Catalan president Quim Torra today goes on trial in a Barcelona courtroom. It is the first time ever that an active, sitting president of Catalonia has been tried. Appearing before the Catalan High Court, Torra faces a charge of disobedience for not having removed a banner from the façade of the Catalan government palace in the lead-up to the elections of April 28th this year. The banner read "Free political prisoners and exiles" in both English and Catalan, and also featured a graphic of a yellow ribbon.
The Spanish pubic prosecutor has asked for the president to be banned from holding public office for 20 months and to be fined 30,000 euros.
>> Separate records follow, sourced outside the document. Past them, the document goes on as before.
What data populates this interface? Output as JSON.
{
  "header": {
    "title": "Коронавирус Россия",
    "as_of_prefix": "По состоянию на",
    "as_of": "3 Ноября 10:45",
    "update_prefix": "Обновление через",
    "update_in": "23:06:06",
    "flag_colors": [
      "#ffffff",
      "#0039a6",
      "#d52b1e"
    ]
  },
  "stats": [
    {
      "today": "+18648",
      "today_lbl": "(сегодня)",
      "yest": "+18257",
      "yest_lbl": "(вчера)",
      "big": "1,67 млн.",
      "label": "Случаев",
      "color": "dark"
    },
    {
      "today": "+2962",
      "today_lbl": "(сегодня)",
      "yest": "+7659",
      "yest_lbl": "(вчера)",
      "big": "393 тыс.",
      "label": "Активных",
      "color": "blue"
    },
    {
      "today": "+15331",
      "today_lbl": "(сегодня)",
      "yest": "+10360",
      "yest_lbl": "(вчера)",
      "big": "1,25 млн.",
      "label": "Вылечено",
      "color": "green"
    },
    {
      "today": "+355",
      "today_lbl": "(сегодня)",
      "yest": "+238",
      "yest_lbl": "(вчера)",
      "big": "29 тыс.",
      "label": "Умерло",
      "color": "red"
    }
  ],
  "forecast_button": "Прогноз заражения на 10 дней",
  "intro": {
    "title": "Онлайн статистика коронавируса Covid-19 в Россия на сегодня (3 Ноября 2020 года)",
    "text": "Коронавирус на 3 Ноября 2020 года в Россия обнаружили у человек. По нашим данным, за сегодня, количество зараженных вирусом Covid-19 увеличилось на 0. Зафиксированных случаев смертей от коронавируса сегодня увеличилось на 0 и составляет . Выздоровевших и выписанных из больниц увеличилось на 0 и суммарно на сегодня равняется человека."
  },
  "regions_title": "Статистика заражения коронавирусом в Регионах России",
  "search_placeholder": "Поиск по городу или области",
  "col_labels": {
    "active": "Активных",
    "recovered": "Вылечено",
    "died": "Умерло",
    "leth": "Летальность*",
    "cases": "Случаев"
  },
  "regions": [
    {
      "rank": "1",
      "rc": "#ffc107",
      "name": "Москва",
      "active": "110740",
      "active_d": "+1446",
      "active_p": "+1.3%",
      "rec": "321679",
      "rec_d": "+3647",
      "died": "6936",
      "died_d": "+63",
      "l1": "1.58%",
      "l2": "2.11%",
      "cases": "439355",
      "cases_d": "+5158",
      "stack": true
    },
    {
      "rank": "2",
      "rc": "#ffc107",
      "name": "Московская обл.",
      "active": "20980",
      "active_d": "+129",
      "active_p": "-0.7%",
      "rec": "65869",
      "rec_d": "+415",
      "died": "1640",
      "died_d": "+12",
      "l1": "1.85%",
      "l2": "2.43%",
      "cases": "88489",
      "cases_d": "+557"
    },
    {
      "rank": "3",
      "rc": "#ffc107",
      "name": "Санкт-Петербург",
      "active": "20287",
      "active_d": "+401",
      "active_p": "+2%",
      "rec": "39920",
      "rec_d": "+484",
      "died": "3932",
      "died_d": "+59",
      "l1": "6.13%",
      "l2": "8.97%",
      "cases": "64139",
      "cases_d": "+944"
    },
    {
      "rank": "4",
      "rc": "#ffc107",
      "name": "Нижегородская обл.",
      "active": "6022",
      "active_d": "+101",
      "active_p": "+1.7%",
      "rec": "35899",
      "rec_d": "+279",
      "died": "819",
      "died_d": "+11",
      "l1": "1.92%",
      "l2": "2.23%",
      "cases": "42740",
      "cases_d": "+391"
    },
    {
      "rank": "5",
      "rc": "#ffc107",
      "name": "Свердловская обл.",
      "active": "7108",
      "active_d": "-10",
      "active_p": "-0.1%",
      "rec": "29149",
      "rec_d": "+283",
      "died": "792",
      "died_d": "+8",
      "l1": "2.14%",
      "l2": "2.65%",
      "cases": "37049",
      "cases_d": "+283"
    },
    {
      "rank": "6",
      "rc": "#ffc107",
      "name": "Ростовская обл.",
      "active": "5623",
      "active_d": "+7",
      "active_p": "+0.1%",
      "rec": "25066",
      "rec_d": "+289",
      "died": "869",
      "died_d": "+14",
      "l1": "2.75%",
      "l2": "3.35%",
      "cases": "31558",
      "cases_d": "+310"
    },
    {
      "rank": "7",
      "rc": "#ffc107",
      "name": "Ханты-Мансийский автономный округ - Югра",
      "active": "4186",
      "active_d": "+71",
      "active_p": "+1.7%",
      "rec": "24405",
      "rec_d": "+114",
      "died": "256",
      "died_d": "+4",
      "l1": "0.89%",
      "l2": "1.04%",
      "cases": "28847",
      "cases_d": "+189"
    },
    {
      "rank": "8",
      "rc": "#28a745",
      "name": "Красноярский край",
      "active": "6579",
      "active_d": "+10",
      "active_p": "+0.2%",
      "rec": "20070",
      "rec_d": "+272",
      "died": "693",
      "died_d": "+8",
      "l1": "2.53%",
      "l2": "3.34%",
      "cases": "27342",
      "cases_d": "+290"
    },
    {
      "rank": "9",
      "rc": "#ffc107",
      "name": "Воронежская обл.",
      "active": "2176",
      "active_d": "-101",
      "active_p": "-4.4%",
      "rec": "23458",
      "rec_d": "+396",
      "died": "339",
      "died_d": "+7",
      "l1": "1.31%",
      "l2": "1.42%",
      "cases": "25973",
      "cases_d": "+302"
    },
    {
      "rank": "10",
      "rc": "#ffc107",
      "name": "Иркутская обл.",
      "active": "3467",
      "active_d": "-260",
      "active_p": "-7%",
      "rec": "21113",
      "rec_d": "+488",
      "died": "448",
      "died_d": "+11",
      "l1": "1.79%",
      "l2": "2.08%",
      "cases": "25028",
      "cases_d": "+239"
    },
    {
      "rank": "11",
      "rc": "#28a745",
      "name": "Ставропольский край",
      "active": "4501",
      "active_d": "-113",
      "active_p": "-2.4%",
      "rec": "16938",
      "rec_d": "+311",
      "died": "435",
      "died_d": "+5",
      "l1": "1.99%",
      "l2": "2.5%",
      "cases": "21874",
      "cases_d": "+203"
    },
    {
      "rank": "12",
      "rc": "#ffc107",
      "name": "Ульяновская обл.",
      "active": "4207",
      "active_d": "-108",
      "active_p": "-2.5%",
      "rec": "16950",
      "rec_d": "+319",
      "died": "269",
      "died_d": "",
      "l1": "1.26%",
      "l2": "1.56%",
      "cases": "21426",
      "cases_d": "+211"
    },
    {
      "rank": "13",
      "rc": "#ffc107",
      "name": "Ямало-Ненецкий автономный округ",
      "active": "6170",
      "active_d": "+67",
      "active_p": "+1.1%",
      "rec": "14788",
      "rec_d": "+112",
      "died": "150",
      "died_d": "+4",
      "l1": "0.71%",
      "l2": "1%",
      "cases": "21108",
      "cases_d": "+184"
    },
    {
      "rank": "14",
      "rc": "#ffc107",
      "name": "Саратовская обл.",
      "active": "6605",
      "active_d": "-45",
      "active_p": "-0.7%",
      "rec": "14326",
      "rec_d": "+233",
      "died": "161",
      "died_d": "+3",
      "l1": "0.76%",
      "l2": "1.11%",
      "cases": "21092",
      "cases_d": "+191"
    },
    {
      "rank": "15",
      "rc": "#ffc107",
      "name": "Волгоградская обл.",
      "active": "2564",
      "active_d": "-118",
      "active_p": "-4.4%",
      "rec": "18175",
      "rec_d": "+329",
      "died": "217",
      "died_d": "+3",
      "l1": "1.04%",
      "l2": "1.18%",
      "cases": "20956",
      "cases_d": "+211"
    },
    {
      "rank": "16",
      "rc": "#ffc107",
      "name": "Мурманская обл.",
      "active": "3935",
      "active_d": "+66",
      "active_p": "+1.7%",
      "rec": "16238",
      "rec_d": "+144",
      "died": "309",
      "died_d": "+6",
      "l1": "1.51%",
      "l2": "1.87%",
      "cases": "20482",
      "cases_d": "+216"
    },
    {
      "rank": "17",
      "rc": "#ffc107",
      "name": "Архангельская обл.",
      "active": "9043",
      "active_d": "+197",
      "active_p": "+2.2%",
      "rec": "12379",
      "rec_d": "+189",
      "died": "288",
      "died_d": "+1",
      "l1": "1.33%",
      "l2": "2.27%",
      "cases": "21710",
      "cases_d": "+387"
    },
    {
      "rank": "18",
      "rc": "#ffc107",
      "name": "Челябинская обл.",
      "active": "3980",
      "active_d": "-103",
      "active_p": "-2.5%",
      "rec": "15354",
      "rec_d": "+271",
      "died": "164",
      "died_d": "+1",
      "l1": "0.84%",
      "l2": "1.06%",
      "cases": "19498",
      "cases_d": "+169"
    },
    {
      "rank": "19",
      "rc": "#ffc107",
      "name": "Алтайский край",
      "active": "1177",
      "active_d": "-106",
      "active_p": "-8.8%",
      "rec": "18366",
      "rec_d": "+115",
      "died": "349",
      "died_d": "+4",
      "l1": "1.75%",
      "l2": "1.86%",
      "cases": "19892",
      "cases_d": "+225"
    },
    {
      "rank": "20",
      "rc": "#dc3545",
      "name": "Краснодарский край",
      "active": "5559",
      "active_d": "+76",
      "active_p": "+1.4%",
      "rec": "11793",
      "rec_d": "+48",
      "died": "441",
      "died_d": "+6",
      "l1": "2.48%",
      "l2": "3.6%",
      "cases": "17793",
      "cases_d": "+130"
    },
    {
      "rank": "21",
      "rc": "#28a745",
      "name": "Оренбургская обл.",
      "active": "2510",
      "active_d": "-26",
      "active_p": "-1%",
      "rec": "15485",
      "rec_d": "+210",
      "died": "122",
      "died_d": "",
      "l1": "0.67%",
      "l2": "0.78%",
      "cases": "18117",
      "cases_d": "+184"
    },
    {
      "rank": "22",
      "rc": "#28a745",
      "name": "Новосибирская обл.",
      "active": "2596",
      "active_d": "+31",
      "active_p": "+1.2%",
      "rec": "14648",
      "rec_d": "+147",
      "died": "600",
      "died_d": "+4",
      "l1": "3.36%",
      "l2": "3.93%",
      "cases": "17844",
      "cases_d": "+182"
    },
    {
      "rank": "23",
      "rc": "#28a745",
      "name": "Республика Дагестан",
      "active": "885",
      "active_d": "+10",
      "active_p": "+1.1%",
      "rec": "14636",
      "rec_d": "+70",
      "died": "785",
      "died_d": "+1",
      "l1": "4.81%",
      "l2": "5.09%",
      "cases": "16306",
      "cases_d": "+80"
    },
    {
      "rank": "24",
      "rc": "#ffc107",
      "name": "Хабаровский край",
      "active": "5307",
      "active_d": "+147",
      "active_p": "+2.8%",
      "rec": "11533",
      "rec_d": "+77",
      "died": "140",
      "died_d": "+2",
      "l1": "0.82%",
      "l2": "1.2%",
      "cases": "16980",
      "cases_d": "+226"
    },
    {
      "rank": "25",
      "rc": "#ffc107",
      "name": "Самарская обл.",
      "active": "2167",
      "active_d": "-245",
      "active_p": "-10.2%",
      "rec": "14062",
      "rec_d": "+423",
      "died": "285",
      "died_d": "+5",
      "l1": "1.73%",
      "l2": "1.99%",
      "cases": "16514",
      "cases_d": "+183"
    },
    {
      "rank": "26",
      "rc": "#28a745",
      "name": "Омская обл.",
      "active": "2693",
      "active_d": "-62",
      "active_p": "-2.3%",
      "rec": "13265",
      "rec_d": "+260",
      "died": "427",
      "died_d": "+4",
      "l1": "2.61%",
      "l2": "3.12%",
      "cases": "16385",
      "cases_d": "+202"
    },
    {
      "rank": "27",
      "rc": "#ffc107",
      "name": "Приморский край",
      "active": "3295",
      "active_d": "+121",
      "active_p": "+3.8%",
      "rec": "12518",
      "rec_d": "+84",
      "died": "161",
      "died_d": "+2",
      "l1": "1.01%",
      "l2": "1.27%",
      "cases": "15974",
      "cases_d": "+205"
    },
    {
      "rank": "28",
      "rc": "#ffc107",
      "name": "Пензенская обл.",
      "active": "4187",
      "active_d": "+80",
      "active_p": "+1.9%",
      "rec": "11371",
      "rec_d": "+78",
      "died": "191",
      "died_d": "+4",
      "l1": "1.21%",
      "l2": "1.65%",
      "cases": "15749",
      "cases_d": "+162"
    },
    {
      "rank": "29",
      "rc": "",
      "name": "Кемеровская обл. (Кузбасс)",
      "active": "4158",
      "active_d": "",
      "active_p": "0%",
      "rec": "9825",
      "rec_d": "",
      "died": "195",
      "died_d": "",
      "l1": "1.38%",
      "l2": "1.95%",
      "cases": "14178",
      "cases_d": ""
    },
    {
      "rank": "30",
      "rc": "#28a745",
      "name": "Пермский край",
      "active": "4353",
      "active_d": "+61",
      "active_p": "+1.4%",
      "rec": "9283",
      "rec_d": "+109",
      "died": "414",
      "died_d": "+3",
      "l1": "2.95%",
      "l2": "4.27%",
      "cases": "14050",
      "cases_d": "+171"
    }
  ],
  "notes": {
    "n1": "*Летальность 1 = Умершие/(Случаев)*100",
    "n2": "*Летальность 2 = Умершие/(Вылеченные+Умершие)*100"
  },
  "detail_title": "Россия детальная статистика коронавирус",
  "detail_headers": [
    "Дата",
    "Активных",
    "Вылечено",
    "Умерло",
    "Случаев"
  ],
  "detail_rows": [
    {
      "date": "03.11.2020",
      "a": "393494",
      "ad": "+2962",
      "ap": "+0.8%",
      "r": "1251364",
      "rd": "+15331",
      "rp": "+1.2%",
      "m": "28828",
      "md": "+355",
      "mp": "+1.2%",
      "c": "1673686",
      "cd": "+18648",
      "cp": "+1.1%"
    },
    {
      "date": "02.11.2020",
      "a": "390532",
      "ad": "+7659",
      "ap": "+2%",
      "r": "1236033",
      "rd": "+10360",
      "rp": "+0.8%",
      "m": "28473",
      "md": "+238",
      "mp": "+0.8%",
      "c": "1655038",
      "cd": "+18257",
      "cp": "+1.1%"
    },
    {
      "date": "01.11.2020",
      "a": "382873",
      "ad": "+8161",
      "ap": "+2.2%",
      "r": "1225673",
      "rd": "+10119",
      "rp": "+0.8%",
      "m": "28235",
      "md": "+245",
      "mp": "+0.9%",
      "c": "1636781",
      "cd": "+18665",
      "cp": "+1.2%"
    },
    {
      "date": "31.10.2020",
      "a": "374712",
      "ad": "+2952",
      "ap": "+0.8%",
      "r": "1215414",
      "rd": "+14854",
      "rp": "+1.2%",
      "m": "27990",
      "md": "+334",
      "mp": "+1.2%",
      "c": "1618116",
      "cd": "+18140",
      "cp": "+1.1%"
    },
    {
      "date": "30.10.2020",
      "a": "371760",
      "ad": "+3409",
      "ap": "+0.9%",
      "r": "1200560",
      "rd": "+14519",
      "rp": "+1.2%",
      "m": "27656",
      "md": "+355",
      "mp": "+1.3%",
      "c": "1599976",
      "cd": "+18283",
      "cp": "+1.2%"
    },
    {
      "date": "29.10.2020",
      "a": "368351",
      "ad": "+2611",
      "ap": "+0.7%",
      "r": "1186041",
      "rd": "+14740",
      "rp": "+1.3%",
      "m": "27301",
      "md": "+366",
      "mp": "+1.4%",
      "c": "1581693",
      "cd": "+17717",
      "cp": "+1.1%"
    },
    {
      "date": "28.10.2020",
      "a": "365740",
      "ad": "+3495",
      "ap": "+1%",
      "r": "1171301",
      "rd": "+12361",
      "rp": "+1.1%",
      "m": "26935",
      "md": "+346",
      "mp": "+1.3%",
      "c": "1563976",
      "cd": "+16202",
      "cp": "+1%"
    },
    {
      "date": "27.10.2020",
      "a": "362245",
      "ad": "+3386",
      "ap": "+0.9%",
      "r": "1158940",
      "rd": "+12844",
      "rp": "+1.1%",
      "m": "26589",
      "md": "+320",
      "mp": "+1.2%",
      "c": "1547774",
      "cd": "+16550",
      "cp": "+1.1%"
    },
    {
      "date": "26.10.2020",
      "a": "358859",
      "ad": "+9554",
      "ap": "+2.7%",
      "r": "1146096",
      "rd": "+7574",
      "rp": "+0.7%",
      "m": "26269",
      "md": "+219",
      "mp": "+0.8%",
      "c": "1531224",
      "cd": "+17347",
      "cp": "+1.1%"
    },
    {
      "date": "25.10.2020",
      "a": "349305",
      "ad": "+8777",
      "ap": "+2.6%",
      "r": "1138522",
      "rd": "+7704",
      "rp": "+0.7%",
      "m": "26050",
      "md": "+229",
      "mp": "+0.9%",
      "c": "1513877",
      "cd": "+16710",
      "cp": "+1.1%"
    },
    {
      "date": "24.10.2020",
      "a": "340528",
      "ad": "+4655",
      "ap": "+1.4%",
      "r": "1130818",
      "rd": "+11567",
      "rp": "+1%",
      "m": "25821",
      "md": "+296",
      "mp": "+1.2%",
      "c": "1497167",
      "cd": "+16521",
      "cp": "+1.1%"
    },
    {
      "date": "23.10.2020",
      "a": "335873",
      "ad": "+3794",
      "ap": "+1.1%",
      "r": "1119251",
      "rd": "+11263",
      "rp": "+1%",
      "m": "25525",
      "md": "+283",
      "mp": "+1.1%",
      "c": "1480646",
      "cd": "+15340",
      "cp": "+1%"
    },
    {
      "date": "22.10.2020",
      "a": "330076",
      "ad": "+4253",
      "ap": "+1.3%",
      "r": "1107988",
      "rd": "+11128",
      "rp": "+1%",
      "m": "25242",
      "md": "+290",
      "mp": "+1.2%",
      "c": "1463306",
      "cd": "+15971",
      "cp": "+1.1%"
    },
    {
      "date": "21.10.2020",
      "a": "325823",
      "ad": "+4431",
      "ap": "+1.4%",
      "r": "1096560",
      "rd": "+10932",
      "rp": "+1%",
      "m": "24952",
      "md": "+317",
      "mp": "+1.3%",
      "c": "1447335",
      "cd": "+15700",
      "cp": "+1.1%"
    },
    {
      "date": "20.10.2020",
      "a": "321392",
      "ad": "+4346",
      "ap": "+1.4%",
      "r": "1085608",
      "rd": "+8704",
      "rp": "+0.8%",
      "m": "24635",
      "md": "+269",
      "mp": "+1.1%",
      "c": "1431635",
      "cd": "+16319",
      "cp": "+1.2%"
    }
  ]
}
On March 11th, Spain's central Electoral Commission gave a 48-hour deadline to Torra to remove banners and yellow ribbons from Catalan government-administered buildings, arguing that they violated the necessary institutional neutrality during an electoral period. The president ignored the Commission's order and presented it with a letter explaining why. A week later, the Commission again demanded the removal of all symbols linked to Catalan independence, the political prisoners and exiles, and warned the president of possible criminal liability. Finally, before the Commission sent an order to the Catalan police, the Mossos, to proceed to the withdrawal of the symbols, Torra replaced the offending banner on the Generalitat palace with a similar one on which the yellow ribbon was replaced by a white version of the same symbol, with a red slash across it.
The trial begins at 9am at the courts in Barcelona's Passeig de Lluís Companys. At 8am there will be a rally of support with the presence of the entire Catalan Government, pro-independence groups the ANC, Òmnium, municipal mayors, former president Artur Mas and representatives of the pro-independence parties.
How will the trial proceed?
The trial will begin with prior questions, from both defence and prosecutions - with the far-right political party Vox once again having taken up the option to present its own private prosecution. The defendant, Quim Torra, will then make his declaration. In a previous hearing, president Torra admitted the crime of disobedience, of which he is accused: "Yes, I disobeyed because I follow a higher mandate, from the citizenry, for the defence of human rights." Following Torra's declaration, hearing of witnesses will begin.
Several Spanish police officers summonsed to appear will take the witness stand, along with former Mossos d'Esquadra head Miquel Esquius. In the afternoon, witnesses will include Ciudadanos party spokesperson Carlos Carrizosa; the delegate of the Spanish government in Catalonia, Teresa Cunillera; JxCat politician Elsa Artadi, who at that time was Catalan government minister and spokesperson; the Catalan ombudsman, Rafel Ribó; and the Catalan interior minister, Miquel Buch.
The trial will end with the final statements by the prosecutions and defence, and the option of a final statement by Quim Torra.